I'll close my panning this simply awful film by saying this; critics of this film have been attacked for not having Christmas spirit or such. It's ironic that I argue this position, but I think most of the people panning this film have a lot of Christmas spirit. It's sad when something you want to enhance your holiday detracts so much from it by the lack of quality within it. This film is exactly like that. I watched it with someone who watched the original cartoon when it aired the first time and who would consider that one of the best films of all time (sadly enough, from my perspective) and she loves the book and that original. She was so psyched to see this. She was so vastly disappointed that today when I got DVDs out of the library, she said simply, "I can't believe I sat through that entire film yesterday; it was so horrible." There was a tear in her eye. So, before accusing me of having a heart two sizes too small, let me suggest that the best gift to give a critic is a taste that is equally discriminating all year round. One who has that cannot possibly recommend a film based on easy dazzling effect. And the truth is, seeing this film objectively, they couldn't even possibly be dazzled.

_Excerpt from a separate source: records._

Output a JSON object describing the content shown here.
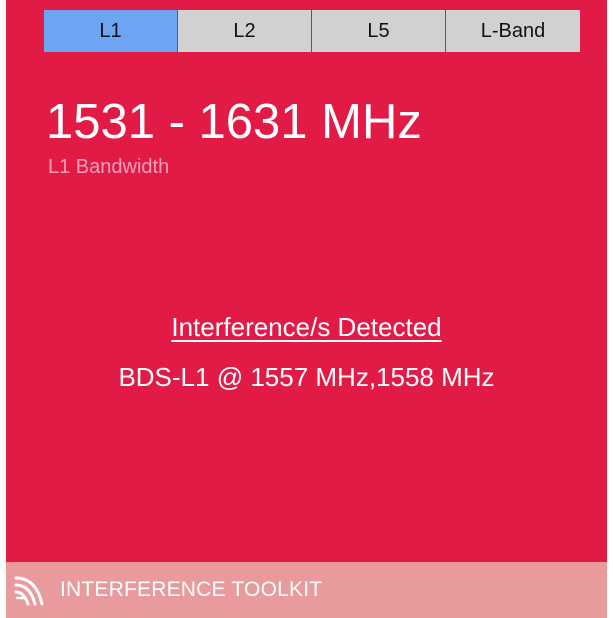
{
  "tabs": [
    {
      "label": "L1",
      "active": true
    },
    {
      "label": "L2",
      "active": false
    },
    {
      "label": "L5",
      "active": false
    },
    {
      "label": "L-Band",
      "active": false
    }
  ],
  "frequency": {
    "range": "1531 - 1631 MHz",
    "caption": "L1 Bandwidth"
  },
  "detection": {
    "title": "Interference/s Detected",
    "detail": "BDS-L1 @ 1557 MHz,1558 MHz"
  },
  "footer": {
    "icon": "signal-waves-icon",
    "label": "INTERFERENCE TOOLKIT"
  },
  "colors": {
    "panel_background": "#e21b46",
    "active_tab": "#6ea5f2",
    "inactive_tab": "#d1d1d1",
    "footer_background": "#e99a9c"
  }
}
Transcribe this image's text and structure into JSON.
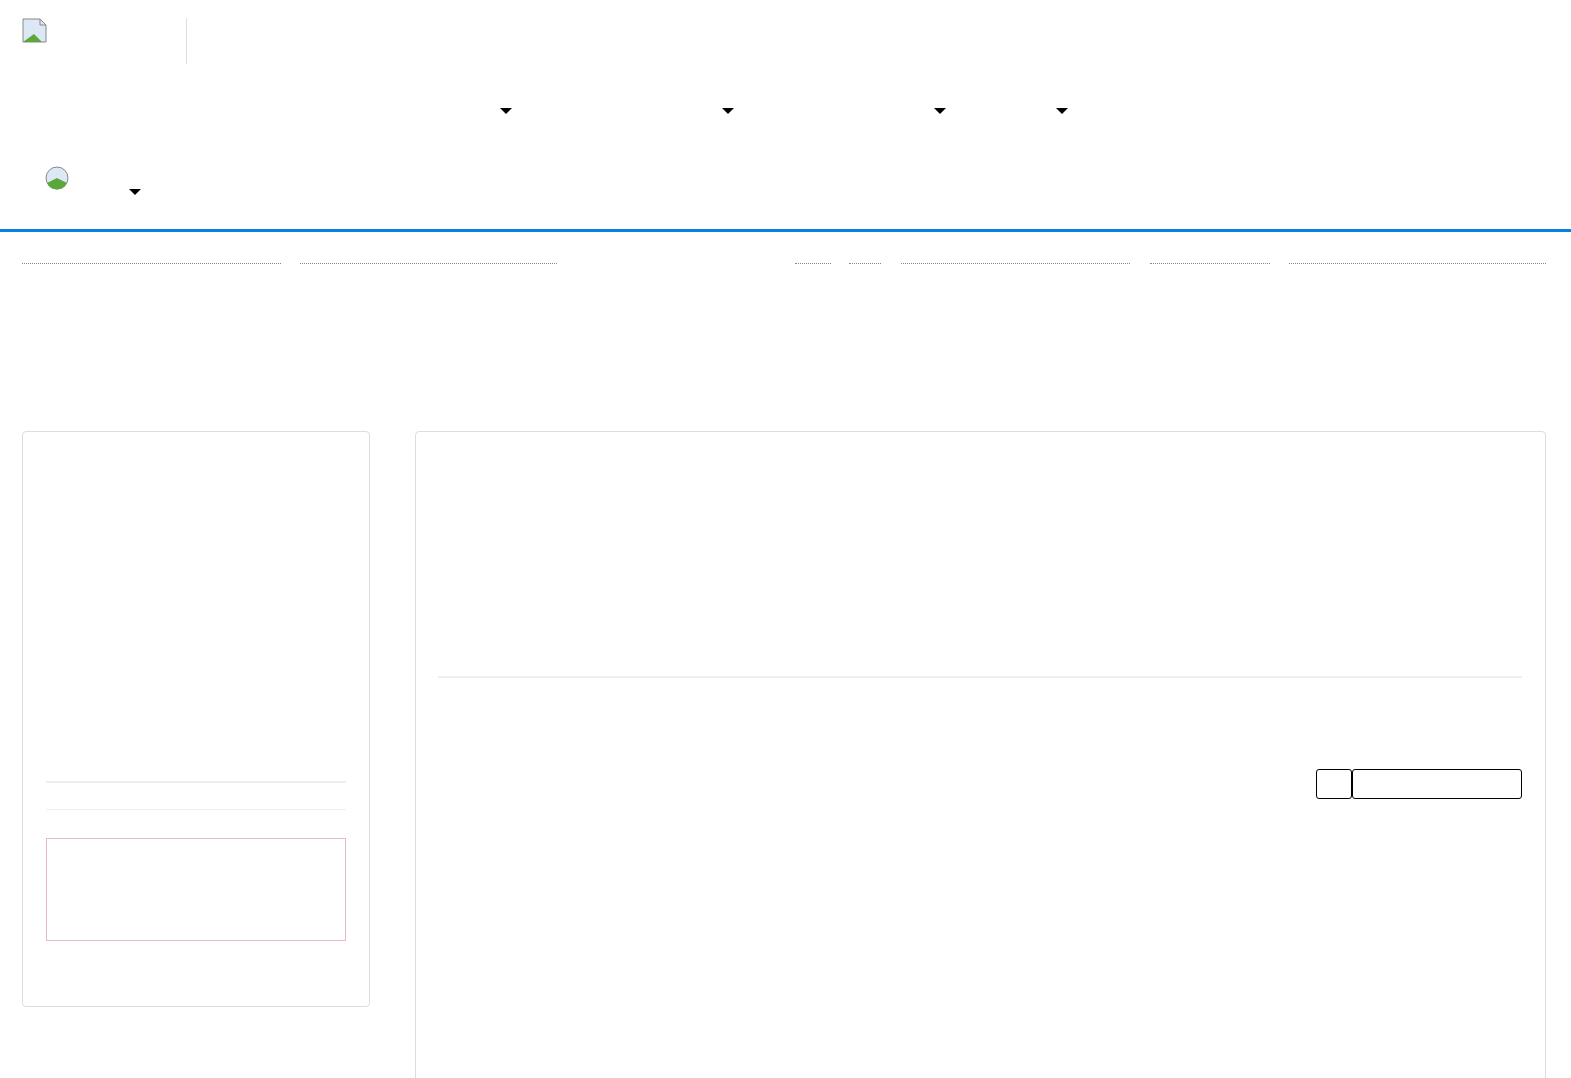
{
  "header": {
    "logo": {
      "kind": "broken-image"
    }
  },
  "nav_menus": [
    {
      "kind": "dropdown"
    },
    {
      "kind": "dropdown"
    },
    {
      "kind": "dropdown"
    },
    {
      "kind": "dropdown"
    }
  ],
  "user_menu": {
    "avatar": {
      "kind": "broken-image"
    },
    "kind": "dropdown"
  },
  "links": [
    {
      "kind": "dotted"
    },
    {
      "kind": "dotted"
    },
    {
      "kind": "dotted"
    },
    {
      "kind": "dotted"
    },
    {
      "kind": "dotted"
    },
    {
      "kind": "dotted"
    },
    {
      "kind": "dotted"
    }
  ],
  "sidebar": {
    "alert": {
      "kind": "alert"
    }
  },
  "main": {
    "buttons": [
      {
        "kind": "small"
      },
      {
        "kind": "wide"
      }
    ]
  }
}
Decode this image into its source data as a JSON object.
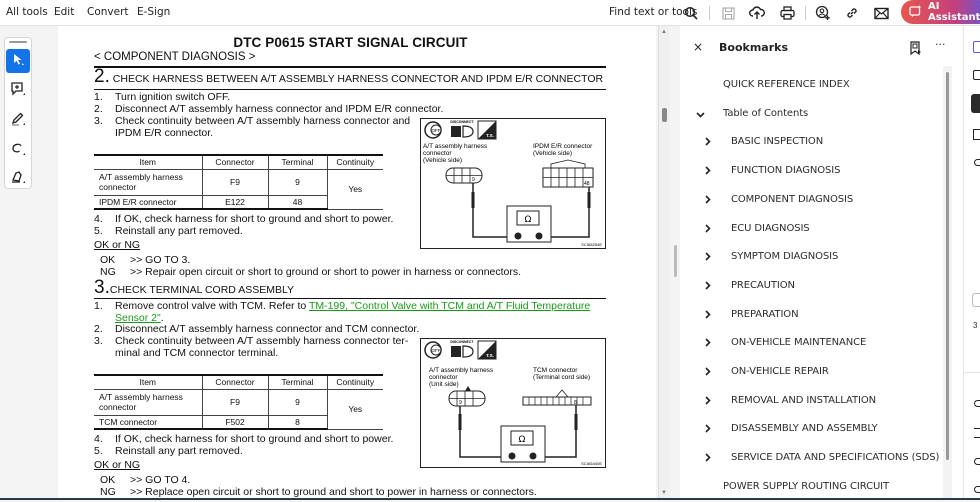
{
  "toolbar": {
    "menu": [
      "All tools",
      "Edit",
      "Convert",
      "E-Sign"
    ],
    "find_label": "Find text or tools",
    "icons": [
      "search-icon",
      "save-icon",
      "upload-cloud-icon",
      "print-icon",
      "share-user-icon",
      "link-icon",
      "mail-icon"
    ],
    "ai_label": "AI Assistant"
  },
  "left_tools": [
    "select-pointer-icon",
    "add-comment-icon",
    "highlight-pen-icon",
    "draw-lasso-icon",
    "fill-sign-icon"
  ],
  "document": {
    "title": "DTC P0615 START SIGNAL CIRCUIT",
    "breadcrumb": "< COMPONENT DIAGNOSIS >",
    "step2": {
      "num": "2.",
      "heading": "CHECK HARNESS BETWEEN A/T ASSEMBLY HARNESS CONNECTOR AND IPDM E/R CONNECTOR",
      "items": [
        {
          "n": "1.",
          "t": "Turn ignition switch OFF."
        },
        {
          "n": "2.",
          "t": "Disconnect A/T assembly harness connector and IPDM E/R connector."
        },
        {
          "n": "3.",
          "t": "Check continuity between A/T assembly harness connector and",
          "t2": "IPDM E/R connector."
        },
        {
          "n": "4.",
          "t": "If OK, check harness for short to ground and short to power."
        },
        {
          "n": "5.",
          "t": "Reinstall any part removed."
        }
      ],
      "table": {
        "headers": [
          "Item",
          "Connector",
          "Terminal",
          "Continuity"
        ],
        "rows": [
          {
            "item_a": "A/T assembly harness",
            "item_b": "connector",
            "connector": "F9",
            "terminal": "9"
          },
          {
            "item_a": "IPDM E/R connector",
            "item_b": "",
            "connector": "E122",
            "terminal": "48"
          }
        ],
        "continuity": "Yes"
      },
      "diagram": {
        "left_label": [
          "A/T assembly harness",
          "connector",
          "(Vehicle side)"
        ],
        "right_label": [
          "IPDM E/R connector",
          "(Vehicle side)"
        ],
        "left_pin": "9",
        "right_pin": "48",
        "meter": "Ω",
        "badge_disconnect": "DISCONNECT",
        "badge_off": "OFF",
        "badge_ts": "T.S.",
        "code": "SCIA8254E"
      },
      "okng": "OK or NG",
      "results": [
        {
          "k": "OK",
          "v": ">> GO TO 3."
        },
        {
          "k": "NG",
          "v": ">> Repair open circuit or short to ground or short to power in harness or connectors."
        }
      ]
    },
    "step3": {
      "num": "3.",
      "heading": "CHECK TERMINAL CORD ASSEMBLY",
      "items": [
        {
          "n": "1.",
          "t": "Remove control valve with TCM. Refer to ",
          "link": "TM-199, \"Control Valve with TCM and A/T Fluid Temperature",
          "link2": "Sensor 2\"",
          "tail": "."
        },
        {
          "n": "2.",
          "t": "Disconnect A/T assembly harness connector and TCM connector."
        },
        {
          "n": "3.",
          "t": "Check continuity between A/T assembly harness connector ter-",
          "t2": "minal and TCM connector terminal."
        },
        {
          "n": "4.",
          "t": "If OK, check harness for short to ground and short to power."
        },
        {
          "n": "5.",
          "t": "Reinstall any part removed."
        }
      ],
      "table": {
        "headers": [
          "Item",
          "Connector",
          "Terminal",
          "Continuity"
        ],
        "rows": [
          {
            "item_a": "A/T assembly harness",
            "item_b": "connector",
            "connector": "F9",
            "terminal": "9"
          },
          {
            "item_a": "TCM connector",
            "item_b": "",
            "connector": "F502",
            "terminal": "8"
          }
        ],
        "continuity": "Yes"
      },
      "diagram": {
        "left_label": [
          "A/T assembly harness",
          "connector",
          "(Unit side)"
        ],
        "right_label": [
          "TCM connector",
          "(Terminal cord side)"
        ],
        "left_pin": "9",
        "right_pin": "8",
        "meter": "Ω",
        "badge_disconnect": "DISCONNECT",
        "badge_off": "OFF",
        "badge_ts": "T.S.",
        "code": "SCIA5440E"
      },
      "okng": "OK or NG",
      "results": [
        {
          "k": "OK",
          "v": ">> GO TO 4."
        },
        {
          "k": "NG",
          "v": ">> Replace open circuit or short to ground and short to power in harness or connectors."
        }
      ]
    }
  },
  "bookmarks": {
    "title": "Bookmarks",
    "close": "×",
    "more": "···",
    "items": [
      {
        "label": "QUICK REFERENCE INDEX",
        "level": 0,
        "chevron": ""
      },
      {
        "label": "Table of Contents",
        "level": 0,
        "chevron": "expanded"
      },
      {
        "label": "BASIC INSPECTION",
        "level": 1,
        "chevron": "collapsed"
      },
      {
        "label": "FUNCTION DIAGNOSIS",
        "level": 1,
        "chevron": "collapsed"
      },
      {
        "label": "COMPONENT DIAGNOSIS",
        "level": 1,
        "chevron": "collapsed"
      },
      {
        "label": "ECU DIAGNOSIS",
        "level": 1,
        "chevron": "collapsed"
      },
      {
        "label": "SYMPTOM DIAGNOSIS",
        "level": 1,
        "chevron": "collapsed"
      },
      {
        "label": "PRECAUTION",
        "level": 1,
        "chevron": "collapsed"
      },
      {
        "label": "PREPARATION",
        "level": 1,
        "chevron": "collapsed"
      },
      {
        "label": "ON-VEHICLE MAINTENANCE",
        "level": 1,
        "chevron": "collapsed"
      },
      {
        "label": "ON-VEHICLE REPAIR",
        "level": 1,
        "chevron": "collapsed"
      },
      {
        "label": "REMOVAL AND INSTALLATION",
        "level": 1,
        "chevron": "collapsed"
      },
      {
        "label": "DISASSEMBLY AND ASSEMBLY",
        "level": 1,
        "chevron": "collapsed"
      },
      {
        "label": "SERVICE DATA AND SPECIFICATIONS (SDS)",
        "level": 1,
        "chevron": "collapsed"
      },
      {
        "label": "POWER SUPPLY ROUTING CIRCUIT",
        "level": 0,
        "chevron": ""
      }
    ]
  },
  "colors": {
    "accent": "#1473e6",
    "link": "#1a9a1a",
    "ai_gradient_start": "#e8574c",
    "ai_gradient_end": "#5b5be0"
  }
}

For other Christmas movies, please check out my reviews of:
The Muppet Christmas Carol
National Lampoon's Christmas Vacation
For other film reviews, please visit my index page by clicking here!
© 2010, 2001 W.L. Swarts. May not be reprinted without permission.
This is one of my favorite Christmas movies (the best being "It's A Wonderful Life") and I've been watching it every year for over 10 years. You are one of my favorite critics and I agree with most of your reviews, but you tend to give away a little too much of the plot, so I usually skip to the rating (if I haven't seen the movie) and anything over 6 is a must see. I notice however that we have differing tastes when it comes to comedies, as well as movies that require a little more emotional vulnerability and openness on the viewers' part. Some movies I find I need to just "get lost in the plot" and enjoy it at a less objective and analytical level so as to appreciate its flow, without comparing them to other movies.ReplyDelete
I love Bugs Bunny type humor and I'm a big fan of Jim Carrey (although he has slipped a bit from "Fun with Dick and Jane" onwards). I thought he had one of his best performances in the Grinch and the movie itself was light-hearted, simple, touching and well executed. I still crack up when he's riding the jackhammer or ripping his shirt WWE-style screaming "Run for your lives...". Something about the timing of these skits gets me everytime. I have a feeling your annoyance of Jim Carrey's antics prevented you from seeing the true magic of this film...
9/10 in my book.
I have a pretty objective set of standards and comedies are a tougher sell for me. That said, I recently rewatched this movie and I stand by my rating; it did not age as well as some of the other Dr. Seuss films.Delete
Thanks for reading and thanks for the comment!